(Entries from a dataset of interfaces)
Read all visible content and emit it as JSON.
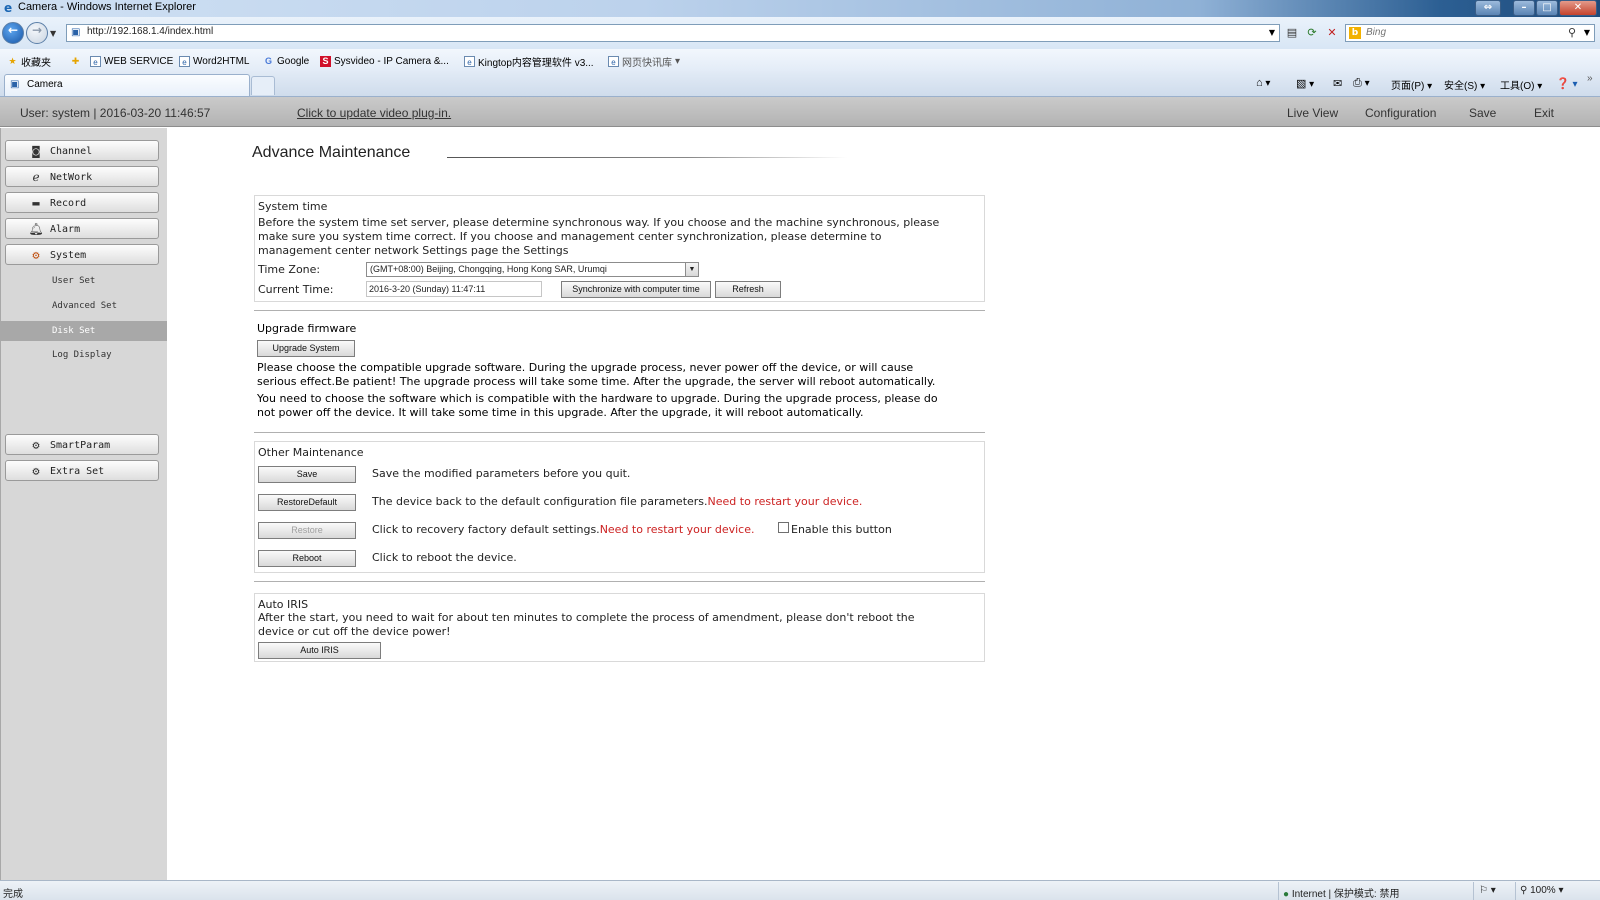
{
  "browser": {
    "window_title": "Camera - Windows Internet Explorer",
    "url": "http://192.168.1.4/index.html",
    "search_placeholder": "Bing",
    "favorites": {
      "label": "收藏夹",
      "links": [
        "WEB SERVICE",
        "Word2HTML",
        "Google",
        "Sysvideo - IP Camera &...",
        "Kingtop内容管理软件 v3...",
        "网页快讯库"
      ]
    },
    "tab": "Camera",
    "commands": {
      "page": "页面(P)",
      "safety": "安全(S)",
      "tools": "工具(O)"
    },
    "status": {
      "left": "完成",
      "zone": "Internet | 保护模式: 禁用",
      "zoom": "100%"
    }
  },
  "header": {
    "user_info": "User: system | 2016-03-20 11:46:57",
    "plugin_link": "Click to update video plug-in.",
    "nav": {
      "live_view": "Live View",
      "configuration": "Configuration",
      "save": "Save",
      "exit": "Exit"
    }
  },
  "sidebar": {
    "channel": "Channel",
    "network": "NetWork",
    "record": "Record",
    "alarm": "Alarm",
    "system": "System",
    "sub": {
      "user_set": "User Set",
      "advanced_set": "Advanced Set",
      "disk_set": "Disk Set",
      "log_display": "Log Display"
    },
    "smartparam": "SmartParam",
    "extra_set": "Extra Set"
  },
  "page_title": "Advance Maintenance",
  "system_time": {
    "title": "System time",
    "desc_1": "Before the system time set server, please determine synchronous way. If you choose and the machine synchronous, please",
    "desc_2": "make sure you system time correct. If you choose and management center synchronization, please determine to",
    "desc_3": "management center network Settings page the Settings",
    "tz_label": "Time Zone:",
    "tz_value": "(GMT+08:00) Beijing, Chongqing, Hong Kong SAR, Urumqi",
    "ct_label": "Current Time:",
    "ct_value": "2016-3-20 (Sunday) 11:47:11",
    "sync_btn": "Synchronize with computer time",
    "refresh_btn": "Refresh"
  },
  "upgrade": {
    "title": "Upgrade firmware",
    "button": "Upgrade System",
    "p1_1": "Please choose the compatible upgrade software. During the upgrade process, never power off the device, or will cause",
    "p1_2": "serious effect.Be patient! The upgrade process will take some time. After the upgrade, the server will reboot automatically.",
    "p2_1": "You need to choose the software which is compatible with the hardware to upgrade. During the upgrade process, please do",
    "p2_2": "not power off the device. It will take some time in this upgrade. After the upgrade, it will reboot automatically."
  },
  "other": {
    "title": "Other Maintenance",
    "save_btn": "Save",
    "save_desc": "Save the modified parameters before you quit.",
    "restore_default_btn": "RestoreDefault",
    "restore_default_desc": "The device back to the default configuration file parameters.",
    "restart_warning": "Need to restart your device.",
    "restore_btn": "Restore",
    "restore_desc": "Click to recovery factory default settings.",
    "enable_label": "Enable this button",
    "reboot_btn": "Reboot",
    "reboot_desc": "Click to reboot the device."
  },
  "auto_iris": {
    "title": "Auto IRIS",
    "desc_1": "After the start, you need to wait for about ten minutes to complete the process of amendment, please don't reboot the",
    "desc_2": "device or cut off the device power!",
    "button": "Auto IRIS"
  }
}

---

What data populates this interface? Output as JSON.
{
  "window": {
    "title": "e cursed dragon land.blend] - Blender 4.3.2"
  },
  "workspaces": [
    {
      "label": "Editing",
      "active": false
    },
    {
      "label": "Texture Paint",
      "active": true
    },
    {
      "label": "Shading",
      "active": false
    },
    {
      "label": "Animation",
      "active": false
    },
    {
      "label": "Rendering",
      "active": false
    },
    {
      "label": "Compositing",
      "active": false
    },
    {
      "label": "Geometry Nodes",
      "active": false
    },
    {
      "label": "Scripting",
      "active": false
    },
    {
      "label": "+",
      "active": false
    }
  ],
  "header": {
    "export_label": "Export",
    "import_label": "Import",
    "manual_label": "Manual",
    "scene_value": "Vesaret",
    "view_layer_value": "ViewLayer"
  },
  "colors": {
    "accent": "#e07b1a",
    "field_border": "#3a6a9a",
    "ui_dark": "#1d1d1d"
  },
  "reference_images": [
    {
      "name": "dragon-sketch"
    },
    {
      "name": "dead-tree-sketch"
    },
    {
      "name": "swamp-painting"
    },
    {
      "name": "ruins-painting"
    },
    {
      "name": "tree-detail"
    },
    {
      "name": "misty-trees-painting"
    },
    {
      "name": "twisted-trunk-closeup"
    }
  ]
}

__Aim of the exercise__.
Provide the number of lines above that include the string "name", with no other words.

__Task response__.
7